Ever since, North Korea (and to a lesser degree Iran before the now-questioned deal) looked toward nuclear weapons as a guarantee against becoming Iraq 2.0 and 3.0. North Korea specifically has been carrying out a supercharged effort to produce more and better nuclear weapons and the necessary delivery systems.
North Korean rhetoric is often bombastic and even bizarre. But in context the decision to pursue nuclear weapons as the only possible deterrent to a reprise of Iraq is not irrational or bizarre. The fact that the United States wages war on weak countries like Grenada, Panama, and Nicaragua, but not against potent adversaries with nukes like the former Soviet Union and China is not lost on North Korea.
The fact that Donald Trump is George W. Bush on speed and steroids, even more confrontational, arrogant and ignorant, has made everything much worse. Trump’s bluster, personal insults and apocalyptic threats—to destroy North Korea totally, among others—reinforces what the North Koreans have believed since Bush renounced the Clinton agreement: the United States is going to attack, sooner or later. With Trump in the Whites House now, the North Koreans believe the attack is imminent.

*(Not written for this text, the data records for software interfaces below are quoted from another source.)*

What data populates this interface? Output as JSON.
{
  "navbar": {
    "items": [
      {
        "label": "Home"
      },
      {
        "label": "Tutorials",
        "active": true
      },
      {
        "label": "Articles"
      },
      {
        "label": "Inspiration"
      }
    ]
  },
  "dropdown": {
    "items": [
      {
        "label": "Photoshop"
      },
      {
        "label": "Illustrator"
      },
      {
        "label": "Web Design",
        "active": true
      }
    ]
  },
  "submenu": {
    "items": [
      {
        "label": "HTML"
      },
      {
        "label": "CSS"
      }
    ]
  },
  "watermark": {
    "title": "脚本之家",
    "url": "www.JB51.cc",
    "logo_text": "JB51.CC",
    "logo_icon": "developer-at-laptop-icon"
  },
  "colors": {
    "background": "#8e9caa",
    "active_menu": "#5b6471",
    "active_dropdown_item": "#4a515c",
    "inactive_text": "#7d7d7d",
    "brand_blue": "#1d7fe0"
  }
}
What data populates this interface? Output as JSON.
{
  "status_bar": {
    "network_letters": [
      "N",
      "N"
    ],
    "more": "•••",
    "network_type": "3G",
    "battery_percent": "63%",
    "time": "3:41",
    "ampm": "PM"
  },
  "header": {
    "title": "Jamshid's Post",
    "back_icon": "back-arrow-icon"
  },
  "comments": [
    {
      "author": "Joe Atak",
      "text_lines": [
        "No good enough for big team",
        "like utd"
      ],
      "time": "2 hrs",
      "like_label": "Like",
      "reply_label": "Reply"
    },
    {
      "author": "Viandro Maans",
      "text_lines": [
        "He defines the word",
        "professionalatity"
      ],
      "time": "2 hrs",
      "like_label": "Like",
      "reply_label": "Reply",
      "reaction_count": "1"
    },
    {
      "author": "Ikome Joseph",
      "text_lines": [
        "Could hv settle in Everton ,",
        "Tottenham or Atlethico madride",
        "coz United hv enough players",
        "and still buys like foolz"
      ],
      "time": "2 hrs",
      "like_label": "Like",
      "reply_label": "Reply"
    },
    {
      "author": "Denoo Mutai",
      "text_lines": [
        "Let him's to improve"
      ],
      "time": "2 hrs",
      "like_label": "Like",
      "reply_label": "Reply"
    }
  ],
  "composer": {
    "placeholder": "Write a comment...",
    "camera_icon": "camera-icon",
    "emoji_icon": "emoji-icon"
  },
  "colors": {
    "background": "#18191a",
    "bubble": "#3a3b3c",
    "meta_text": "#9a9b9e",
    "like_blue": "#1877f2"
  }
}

The main purpose of Trump’s threats to “totally destroy North Korea” and to tear up the nuclear deal with Iran is less to intimidate those countries than to shore up his dwindling base at home, aggrieved by a couple of half steps recently taken by Trump in the direction of rationality, specifically on bipartisanship, DACA and the debt ceiling. But playing to the loony bin that forms the hard, hard core of Trump’s base at home is inherently destabilizing and a very dangerous way to deal with countries like North Korea and Iran. It is also ineffective.
This analysis also applies to the statement by Secretary of State Tillerson that he is considering closing the U.S. embassy in Havana. The excuse in this case is the suspicion that Cuba is conducting a sonic warfare against U.S. diplomats in Havana. But the sonic stuff, whatever it is, started under Obama, the man with the olive branch and has also affected a Canadian diplomat. If Cuba is behind the sonic attack, Raúl Castro has lost his mind. He hasn’t, and it isn’t.
U.S. citizens who have spoken with president Raul Castro on the subject found him uncharacteristically rattled. The idea that the formidable Cuban security apparatus has yet to decipher what is going on here and who is doing it must have Raúl understandably upset. Cuba has stayed afloat amid more hurricanes, both meteorological and political, than have hit Florida. They have accomplished this in two ways: by running a tight ship and, unlike Saddam Hussein, by knowing where the U.S. red lines are and not crossing them. Hurting Americans, whether sailors in Guantanamo or diplomats in Havana, is a bright red line. Cuba knows it.
Hardening U.S. policy toward Cuba does serve a couple of twisted purposes for Trump, however. It’s a way of ingratiating himself with a very special part of his base, hardline Cuban exiles, still bitter after all these years. Moreover, like Obamacare repeal, it’s another way to stomp on Obama’s historical achievements. Turning Obama’s legacy to ashes is an obsession for Trump, the GOP, and right-wingers in general. To accomplish this and to give the base some red meat, Trump and the Republicans are ready to hurt tens of millions of Americans by repealing Obamacare. Undoing the thaw with Cuba engineered by Obama is costless in comparison.